Entries provided
● ● ● ● ● ● ●

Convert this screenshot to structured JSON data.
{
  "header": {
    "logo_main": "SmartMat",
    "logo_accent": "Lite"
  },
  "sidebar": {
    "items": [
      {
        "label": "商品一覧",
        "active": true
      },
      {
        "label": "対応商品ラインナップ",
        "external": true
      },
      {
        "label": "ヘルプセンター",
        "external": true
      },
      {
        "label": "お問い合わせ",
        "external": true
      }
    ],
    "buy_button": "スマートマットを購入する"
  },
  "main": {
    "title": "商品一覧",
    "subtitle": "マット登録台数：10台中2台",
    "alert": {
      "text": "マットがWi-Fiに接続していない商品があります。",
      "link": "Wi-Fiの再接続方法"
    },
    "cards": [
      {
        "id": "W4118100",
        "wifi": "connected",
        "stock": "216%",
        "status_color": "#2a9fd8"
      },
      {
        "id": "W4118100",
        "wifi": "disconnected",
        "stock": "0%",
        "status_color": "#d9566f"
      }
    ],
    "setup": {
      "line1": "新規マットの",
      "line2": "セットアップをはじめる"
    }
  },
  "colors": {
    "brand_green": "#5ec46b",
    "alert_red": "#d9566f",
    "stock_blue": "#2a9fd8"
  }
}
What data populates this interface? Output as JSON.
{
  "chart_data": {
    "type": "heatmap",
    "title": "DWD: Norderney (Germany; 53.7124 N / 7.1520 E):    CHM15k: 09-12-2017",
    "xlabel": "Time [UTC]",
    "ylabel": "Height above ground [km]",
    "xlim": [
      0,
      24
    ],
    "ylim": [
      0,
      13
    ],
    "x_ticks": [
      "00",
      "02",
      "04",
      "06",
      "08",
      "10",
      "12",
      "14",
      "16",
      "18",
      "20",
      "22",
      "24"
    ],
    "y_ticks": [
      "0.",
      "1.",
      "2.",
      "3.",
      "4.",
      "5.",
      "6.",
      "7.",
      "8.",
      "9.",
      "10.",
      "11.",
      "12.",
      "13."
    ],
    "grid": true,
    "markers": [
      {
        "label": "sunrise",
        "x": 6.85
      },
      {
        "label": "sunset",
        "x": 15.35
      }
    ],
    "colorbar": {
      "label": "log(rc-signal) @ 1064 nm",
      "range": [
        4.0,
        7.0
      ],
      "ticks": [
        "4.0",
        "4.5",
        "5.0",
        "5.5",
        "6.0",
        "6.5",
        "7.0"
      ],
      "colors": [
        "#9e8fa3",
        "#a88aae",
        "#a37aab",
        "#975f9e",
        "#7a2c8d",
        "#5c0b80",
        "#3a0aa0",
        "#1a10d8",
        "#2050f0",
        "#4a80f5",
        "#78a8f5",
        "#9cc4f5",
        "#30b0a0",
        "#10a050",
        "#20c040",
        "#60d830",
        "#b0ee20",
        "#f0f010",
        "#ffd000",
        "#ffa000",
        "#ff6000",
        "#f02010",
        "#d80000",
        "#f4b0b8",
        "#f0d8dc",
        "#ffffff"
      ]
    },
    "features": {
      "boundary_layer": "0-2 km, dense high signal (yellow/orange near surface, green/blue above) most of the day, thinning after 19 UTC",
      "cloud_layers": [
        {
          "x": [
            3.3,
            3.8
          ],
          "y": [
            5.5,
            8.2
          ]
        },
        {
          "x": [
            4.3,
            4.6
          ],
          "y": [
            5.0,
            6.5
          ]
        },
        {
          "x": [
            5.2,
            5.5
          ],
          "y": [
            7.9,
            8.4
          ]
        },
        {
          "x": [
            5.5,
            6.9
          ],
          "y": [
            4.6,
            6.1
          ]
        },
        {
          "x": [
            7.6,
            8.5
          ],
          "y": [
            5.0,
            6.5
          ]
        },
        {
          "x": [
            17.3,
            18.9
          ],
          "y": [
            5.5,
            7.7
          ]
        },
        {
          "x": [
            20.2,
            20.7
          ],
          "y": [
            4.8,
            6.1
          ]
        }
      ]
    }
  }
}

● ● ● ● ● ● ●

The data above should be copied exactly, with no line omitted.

Convert this screenshot to structured JSON data.
{
  "header": {
    "logo_main": "SmartMat",
    "logo_accent": "Lite"
  },
  "sidebar": {
    "items": [
      {
        "label": "商品一覧",
        "active": true
      },
      {
        "label": "対応商品ラインナップ",
        "external": true
      },
      {
        "label": "ヘルプセンター",
        "external": true
      },
      {
        "label": "お問い合わせ",
        "external": true
      }
    ],
    "buy_button": "スマートマットを購入する"
  },
  "main": {
    "title": "商品一覧",
    "subtitle": "マット登録台数：10台中2台",
    "alert": {
      "text": "マットがWi-Fiに接続していない商品があります。",
      "link": "Wi-Fiの再接続方法"
    },
    "cards": [
      {
        "id": "W4118100",
        "wifi": "connected",
        "stock": "216%",
        "status_color": "#2a9fd8"
      },
      {
        "id": "W4118100",
        "wifi": "disconnected",
        "stock": "0%",
        "status_color": "#d9566f"
      }
    ],
    "setup": {
      "line1": "新規マットの",
      "line2": "セットアップをはじめる"
    }
  },
  "colors": {
    "brand_green": "#5ec46b",
    "alert_red": "#d9566f",
    "stock_blue": "#2a9fd8"
  }
}
What data populates this interface? Output as JSON.
{
  "chart_data": {
    "type": "heatmap",
    "title": "DWD: Norderney (Germany; 53.7124 N / 7.1520 E):    CHM15k: 09-12-2017",
    "xlabel": "Time [UTC]",
    "ylabel": "Height above ground [km]",
    "xlim": [
      0,
      24
    ],
    "ylim": [
      0,
      13
    ],
    "x_ticks": [
      "00",
      "02",
      "04",
      "06",
      "08",
      "10",
      "12",
      "14",
      "16",
      "18",
      "20",
      "22",
      "24"
    ],
    "y_ticks": [
      "0.",
      "1.",
      "2.",
      "3.",
      "4.",
      "5.",
      "6.",
      "7.",
      "8.",
      "9.",
      "10.",
      "11.",
      "12.",
      "13."
    ],
    "grid": true,
    "markers": [
      {
        "label": "sunrise",
        "x": 6.85
      },
      {
        "label": "sunset",
        "x": 15.35
      }
    ],
    "colorbar": {
      "label": "log(rc-signal) @ 1064 nm",
      "range": [
        4.0,
        7.0
      ],
      "ticks": [
        "4.0",
        "4.5",
        "5.0",
        "5.5",
        "6.0",
        "6.5",
        "7.0"
      ],
      "colors": [
        "#9e8fa3",
        "#a88aae",
        "#a37aab",
        "#975f9e",
        "#7a2c8d",
        "#5c0b80",
        "#3a0aa0",
        "#1a10d8",
        "#2050f0",
        "#4a80f5",
        "#78a8f5",
        "#9cc4f5",
        "#30b0a0",
        "#10a050",
        "#20c040",
        "#60d830",
        "#b0ee20",
        "#f0f010",
        "#ffd000",
        "#ffa000",
        "#ff6000",
        "#f02010",
        "#d80000",
        "#f4b0b8",
        "#f0d8dc",
        "#ffffff"
      ]
    },
    "features": {
      "boundary_layer": "0-2 km, dense high signal (yellow/orange near surface, green/blue above) most of the day, thinning after 19 UTC",
      "cloud_layers": [
        {
          "x": [
            3.3,
            3.8
          ],
          "y": [
            5.5,
            8.2
          ]
        },
        {
          "x": [
            4.3,
            4.6
          ],
          "y": [
            5.0,
            6.5
          ]
        },
        {
          "x": [
            5.2,
            5.5
          ],
          "y": [
            7.9,
            8.4
          ]
        },
        {
          "x": [
            5.5,
            6.9
          ],
          "y": [
            4.6,
            6.1
          ]
        },
        {
          "x": [
            7.6,
            8.5
          ],
          "y": [
            5.0,
            6.5
          ]
        },
        {
          "x": [
            17.3,
            18.9
          ],
          "y": [
            5.5,
            7.7
          ]
        },
        {
          "x": [
            20.2,
            20.7
          ],
          "y": [
            4.8,
            6.1
          ]
        }
      ]
    }
  }
}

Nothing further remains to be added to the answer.